A report published today in the Medical Journal of Australia illustrates the impact of homelessness on Aboriginal people who frequently presented at hospital.
The case-control study examined presentations for serious issues at the Emergency Department of the Katherine Hospital in the Northern Territory.
“These shocking statistics illustrate that homelessness is a key social determinants of health which is made more complicated by the remoteness of the area, chronic disease and misuse of alcohol,” says Moore.
“However, the paper also illustrates that the most fundamental health issue is housing.
“This is not just about Katherine Hospital; the issue needs to be attacked seriously across the NT and all of Australia for a chance to improve the living standards for Aboriginal and Torres Strait Islander peoples,” he says.
“Official figures suggest that more than 7% of Aboriginal and Torres Strait Islander people are homeless in the NT, a rate that is about 15 times more than the national average.
“However, anecdotal evidence suggests that even these appalling figures are a significant under-estimate,” he says
The ABC Without a Home Fact File, released in 2011, shows more than half of homeless Indigenous Australians are located in the NT and 70% in remote or very rural areas. The Fact File also shows homeless services only accommodated for 3.7% of all homeless people in the NT.
“The report in the MJA, by Simon Quilty and others, provides solid evidence which means the impact of homelessness on health can’t be put on the back burner anymore, nor dismissed with terms such as ‘long-grassers’,” says Moore.
“To target the homeless rates and improve indigenous health, a sophisticated framework needs to be put in place to address the specific needs of the rural and remote areas especially in the NT.
“We need to be inclusive and think about how new living spaces can be implemented and used,” says Moore.
“Reducing the homelessness rate is a driving factor to closing the gap. If the living standards of Aboriginal and Torres Strait Islander people can be improved, other issues including alcohol and imprisonment rates will decrease.
“Rather than draconian laws like mandatory detention, priority ought to be given to housing. Or will it take a Royal Commission before we find a way to house our people?
“Katherine Hospital, for its part, has instituted targeted interventions. However, to really make a difference and improve public health it is important to focus on all factors contributing to poor health and wellbeing.
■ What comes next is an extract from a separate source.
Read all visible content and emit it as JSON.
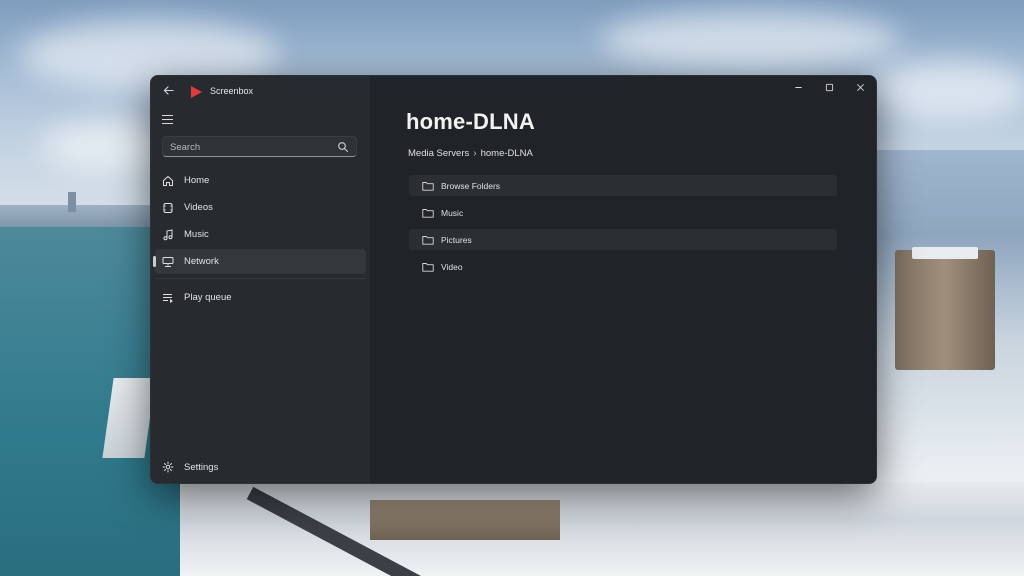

Homelessness is fundamental.
“This generation of Australians has the opportunity and responsibility to close the health gap which has affected our nation for too long.”